Using the data below, repeat all of it precisely.

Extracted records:
────

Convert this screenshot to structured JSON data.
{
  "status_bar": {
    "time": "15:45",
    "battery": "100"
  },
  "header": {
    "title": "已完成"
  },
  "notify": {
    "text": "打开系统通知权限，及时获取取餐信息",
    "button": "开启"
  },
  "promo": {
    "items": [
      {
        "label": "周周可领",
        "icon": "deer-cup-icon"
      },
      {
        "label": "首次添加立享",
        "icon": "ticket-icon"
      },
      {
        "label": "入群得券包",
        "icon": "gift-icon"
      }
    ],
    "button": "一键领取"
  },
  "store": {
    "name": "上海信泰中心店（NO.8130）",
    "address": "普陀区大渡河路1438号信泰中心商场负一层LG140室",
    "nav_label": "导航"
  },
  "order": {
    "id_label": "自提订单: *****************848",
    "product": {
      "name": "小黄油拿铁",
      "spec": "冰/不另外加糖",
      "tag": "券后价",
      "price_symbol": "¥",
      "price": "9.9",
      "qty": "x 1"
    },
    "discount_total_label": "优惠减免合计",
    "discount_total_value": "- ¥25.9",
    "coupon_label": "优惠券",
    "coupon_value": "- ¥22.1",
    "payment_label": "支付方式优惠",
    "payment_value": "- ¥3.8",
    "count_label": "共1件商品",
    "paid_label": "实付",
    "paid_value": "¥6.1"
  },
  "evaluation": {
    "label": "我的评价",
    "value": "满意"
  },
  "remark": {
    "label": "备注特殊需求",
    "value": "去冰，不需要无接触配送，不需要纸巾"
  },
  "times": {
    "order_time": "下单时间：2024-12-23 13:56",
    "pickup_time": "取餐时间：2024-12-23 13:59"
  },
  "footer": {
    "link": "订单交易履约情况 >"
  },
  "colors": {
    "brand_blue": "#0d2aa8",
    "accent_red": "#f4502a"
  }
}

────

▶ Task answer:
Convert this screenshot to structured JSON data.
{
  "status_bar": {
    "time": "15:45",
    "battery": "100"
  },
  "header": {
    "title": "已完成"
  },
  "notify": {
    "text": "打开系统通知权限，及时获取取餐信息",
    "button": "开启"
  },
  "promo": {
    "items": [
      {
        "label": "周周可领",
        "icon": "deer-cup-icon"
      },
      {
        "label": "首次添加立享",
        "icon": "ticket-icon"
      },
      {
        "label": "入群得券包",
        "icon": "gift-icon"
      }
    ],
    "button": "一键领取"
  },
  "store": {
    "name": "上海信泰中心店（NO.8130）",
    "address": "普陀区大渡河路1438号信泰中心商场负一层LG140室",
    "nav_label": "导航"
  },
  "order": {
    "id_label": "自提订单: *****************848",
    "product": {
      "name": "小黄油拿铁",
      "spec": "冰/不另外加糖",
      "tag": "券后价",
      "price_symbol": "¥",
      "price": "9.9",
      "qty": "x 1"
    },
    "discount_total_label": "优惠减免合计",
    "discount_total_value": "- ¥25.9",
    "coupon_label": "优惠券",
    "coupon_value": "- ¥22.1",
    "payment_label": "支付方式优惠",
    "payment_value": "- ¥3.8",
    "count_label": "共1件商品",
    "paid_label": "实付",
    "paid_value": "¥6.1"
  },
  "evaluation": {
    "label": "我的评价",
    "value": "满意"
  },
  "remark": {
    "label": "备注特殊需求",
    "value": "去冰，不需要无接触配送，不需要纸巾"
  },
  "times": {
    "order_time": "下单时间：2024-12-23 13:56",
    "pickup_time": "取餐时间：2024-12-23 13:59"
  },
  "footer": {
    "link": "订单交易履约情况 >"
  },
  "colors": {
    "brand_blue": "#0d2aa8",
    "accent_red": "#f4502a"
  }
}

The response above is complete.